Your answer should be every line of the entries that has the string "grid" in it.

-------- Records supplied

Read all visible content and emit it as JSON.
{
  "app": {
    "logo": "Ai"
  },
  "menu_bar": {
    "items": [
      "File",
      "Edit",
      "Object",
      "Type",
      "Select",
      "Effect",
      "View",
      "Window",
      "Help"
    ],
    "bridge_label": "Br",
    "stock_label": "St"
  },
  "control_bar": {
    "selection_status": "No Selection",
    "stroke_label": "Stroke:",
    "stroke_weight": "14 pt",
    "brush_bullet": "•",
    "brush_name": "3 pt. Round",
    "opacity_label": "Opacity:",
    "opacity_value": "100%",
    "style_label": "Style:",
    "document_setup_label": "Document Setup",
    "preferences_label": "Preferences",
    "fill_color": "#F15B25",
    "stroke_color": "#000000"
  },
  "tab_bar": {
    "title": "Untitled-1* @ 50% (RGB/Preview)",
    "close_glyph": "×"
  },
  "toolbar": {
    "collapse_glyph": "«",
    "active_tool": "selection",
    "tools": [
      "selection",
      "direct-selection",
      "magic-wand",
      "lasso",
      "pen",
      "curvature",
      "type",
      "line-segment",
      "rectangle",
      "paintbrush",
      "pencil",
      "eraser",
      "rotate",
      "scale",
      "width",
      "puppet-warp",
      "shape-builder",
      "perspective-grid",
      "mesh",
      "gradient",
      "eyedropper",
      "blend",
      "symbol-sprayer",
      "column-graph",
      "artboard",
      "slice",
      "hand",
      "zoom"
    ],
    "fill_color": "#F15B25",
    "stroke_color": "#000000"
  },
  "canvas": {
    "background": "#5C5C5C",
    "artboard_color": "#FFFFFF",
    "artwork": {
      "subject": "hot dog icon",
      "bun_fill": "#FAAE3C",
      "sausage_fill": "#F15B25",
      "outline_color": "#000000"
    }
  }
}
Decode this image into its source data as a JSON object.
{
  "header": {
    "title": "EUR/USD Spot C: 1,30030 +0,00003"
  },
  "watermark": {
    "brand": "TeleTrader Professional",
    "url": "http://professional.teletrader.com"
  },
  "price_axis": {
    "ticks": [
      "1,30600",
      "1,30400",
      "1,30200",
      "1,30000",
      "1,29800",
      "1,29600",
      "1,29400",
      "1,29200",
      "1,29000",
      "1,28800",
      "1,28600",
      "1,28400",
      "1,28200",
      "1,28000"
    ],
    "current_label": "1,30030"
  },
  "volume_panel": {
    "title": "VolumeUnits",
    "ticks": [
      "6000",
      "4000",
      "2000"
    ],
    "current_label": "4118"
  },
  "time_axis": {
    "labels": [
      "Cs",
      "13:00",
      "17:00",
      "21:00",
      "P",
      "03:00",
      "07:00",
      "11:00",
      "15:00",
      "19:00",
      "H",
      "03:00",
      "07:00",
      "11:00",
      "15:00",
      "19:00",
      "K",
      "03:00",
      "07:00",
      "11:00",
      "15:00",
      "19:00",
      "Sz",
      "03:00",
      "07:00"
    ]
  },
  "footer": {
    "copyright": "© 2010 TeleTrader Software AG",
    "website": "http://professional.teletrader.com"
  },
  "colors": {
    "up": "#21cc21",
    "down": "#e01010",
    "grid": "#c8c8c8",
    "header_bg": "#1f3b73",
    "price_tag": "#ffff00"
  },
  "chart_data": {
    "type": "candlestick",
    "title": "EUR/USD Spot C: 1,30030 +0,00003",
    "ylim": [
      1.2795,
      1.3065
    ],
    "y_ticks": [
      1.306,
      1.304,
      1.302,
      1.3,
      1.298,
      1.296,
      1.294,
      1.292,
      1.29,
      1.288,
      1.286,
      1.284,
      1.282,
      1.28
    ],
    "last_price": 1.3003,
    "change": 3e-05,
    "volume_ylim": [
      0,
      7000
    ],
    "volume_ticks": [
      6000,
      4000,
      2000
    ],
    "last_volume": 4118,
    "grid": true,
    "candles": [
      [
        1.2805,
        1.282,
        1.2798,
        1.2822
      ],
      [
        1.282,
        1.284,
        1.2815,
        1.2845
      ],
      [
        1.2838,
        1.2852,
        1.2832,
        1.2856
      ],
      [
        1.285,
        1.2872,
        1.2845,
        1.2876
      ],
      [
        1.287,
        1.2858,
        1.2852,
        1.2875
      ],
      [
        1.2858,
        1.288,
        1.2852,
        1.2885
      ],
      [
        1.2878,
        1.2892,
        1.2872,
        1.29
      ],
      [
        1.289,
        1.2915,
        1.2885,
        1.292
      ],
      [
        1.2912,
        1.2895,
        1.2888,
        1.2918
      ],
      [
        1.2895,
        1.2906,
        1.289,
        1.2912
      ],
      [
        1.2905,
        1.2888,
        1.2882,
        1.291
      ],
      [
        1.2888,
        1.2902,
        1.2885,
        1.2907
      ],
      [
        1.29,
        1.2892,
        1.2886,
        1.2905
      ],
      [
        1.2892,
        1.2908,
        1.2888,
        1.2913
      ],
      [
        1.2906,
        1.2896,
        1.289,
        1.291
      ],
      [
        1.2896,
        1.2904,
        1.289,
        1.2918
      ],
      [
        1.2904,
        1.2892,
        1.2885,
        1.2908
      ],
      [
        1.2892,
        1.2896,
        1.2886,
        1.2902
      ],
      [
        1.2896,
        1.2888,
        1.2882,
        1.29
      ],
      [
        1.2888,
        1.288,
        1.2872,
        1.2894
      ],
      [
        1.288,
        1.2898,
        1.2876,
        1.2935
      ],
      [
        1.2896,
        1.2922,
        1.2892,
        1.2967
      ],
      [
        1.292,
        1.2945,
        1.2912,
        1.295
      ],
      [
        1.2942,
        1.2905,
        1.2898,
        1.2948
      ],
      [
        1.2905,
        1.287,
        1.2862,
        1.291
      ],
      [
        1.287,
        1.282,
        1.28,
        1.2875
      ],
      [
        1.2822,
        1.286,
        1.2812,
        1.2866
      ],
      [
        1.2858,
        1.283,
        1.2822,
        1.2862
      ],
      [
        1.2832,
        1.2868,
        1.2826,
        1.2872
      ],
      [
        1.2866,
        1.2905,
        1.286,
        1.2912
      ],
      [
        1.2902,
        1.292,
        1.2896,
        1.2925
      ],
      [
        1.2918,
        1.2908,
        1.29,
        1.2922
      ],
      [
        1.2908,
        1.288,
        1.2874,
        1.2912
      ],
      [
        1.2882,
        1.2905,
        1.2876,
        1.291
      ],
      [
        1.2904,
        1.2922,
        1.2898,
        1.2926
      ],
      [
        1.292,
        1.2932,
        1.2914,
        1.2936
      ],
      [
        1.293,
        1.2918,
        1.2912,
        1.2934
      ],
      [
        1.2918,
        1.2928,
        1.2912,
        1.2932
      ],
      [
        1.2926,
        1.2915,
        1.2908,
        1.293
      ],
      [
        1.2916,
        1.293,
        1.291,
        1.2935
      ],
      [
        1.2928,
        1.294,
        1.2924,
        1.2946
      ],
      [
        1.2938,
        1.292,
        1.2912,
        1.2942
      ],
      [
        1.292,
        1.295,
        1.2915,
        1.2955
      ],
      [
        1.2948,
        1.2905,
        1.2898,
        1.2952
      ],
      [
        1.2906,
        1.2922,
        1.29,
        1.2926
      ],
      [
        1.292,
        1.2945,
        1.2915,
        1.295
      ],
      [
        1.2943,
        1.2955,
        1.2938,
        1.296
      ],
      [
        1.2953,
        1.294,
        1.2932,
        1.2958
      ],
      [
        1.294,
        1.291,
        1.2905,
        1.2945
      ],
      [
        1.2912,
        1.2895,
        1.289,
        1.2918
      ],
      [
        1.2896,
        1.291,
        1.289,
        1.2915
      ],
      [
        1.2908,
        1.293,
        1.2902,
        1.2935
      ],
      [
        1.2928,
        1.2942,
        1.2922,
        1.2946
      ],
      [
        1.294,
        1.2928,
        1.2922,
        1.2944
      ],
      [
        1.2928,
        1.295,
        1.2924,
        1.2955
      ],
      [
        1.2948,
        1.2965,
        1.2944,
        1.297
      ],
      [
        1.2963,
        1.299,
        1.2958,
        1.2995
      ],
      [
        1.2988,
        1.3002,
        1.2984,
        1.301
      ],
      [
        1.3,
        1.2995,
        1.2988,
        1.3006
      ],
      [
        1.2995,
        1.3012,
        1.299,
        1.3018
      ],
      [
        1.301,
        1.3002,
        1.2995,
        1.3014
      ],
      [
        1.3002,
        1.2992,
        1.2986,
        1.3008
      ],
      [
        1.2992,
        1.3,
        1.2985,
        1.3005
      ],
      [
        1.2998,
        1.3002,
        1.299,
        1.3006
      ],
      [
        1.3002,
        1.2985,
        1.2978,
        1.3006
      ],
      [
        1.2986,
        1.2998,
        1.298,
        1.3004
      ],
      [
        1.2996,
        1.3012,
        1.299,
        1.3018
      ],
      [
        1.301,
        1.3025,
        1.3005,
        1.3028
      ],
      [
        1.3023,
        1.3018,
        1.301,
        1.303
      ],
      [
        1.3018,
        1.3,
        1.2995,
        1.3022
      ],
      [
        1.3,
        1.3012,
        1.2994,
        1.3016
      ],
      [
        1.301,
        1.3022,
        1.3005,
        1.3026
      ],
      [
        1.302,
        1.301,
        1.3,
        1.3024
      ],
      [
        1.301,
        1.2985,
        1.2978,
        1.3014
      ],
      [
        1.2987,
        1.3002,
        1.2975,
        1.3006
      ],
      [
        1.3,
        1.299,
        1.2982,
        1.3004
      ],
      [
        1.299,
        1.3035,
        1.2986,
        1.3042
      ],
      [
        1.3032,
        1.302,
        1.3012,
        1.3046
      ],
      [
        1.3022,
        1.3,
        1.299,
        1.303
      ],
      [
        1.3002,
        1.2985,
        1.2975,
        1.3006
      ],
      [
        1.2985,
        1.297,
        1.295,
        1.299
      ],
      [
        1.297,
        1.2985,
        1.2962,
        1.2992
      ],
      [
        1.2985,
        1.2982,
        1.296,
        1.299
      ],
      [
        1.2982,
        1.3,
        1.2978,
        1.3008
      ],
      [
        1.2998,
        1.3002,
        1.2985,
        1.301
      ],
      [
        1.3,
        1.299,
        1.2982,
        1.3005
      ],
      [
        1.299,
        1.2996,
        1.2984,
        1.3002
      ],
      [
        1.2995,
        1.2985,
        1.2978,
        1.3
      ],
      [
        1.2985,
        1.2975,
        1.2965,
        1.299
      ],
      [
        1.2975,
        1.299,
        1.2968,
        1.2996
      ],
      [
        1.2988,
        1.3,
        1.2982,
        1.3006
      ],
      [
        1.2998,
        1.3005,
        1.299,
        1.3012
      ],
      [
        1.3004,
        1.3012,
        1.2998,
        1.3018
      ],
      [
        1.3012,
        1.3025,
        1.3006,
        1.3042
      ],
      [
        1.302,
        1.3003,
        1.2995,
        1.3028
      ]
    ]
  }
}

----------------

[Answer below]
      "perspective-grid",
    "grid": "#c8c8c8",
    "grid": true,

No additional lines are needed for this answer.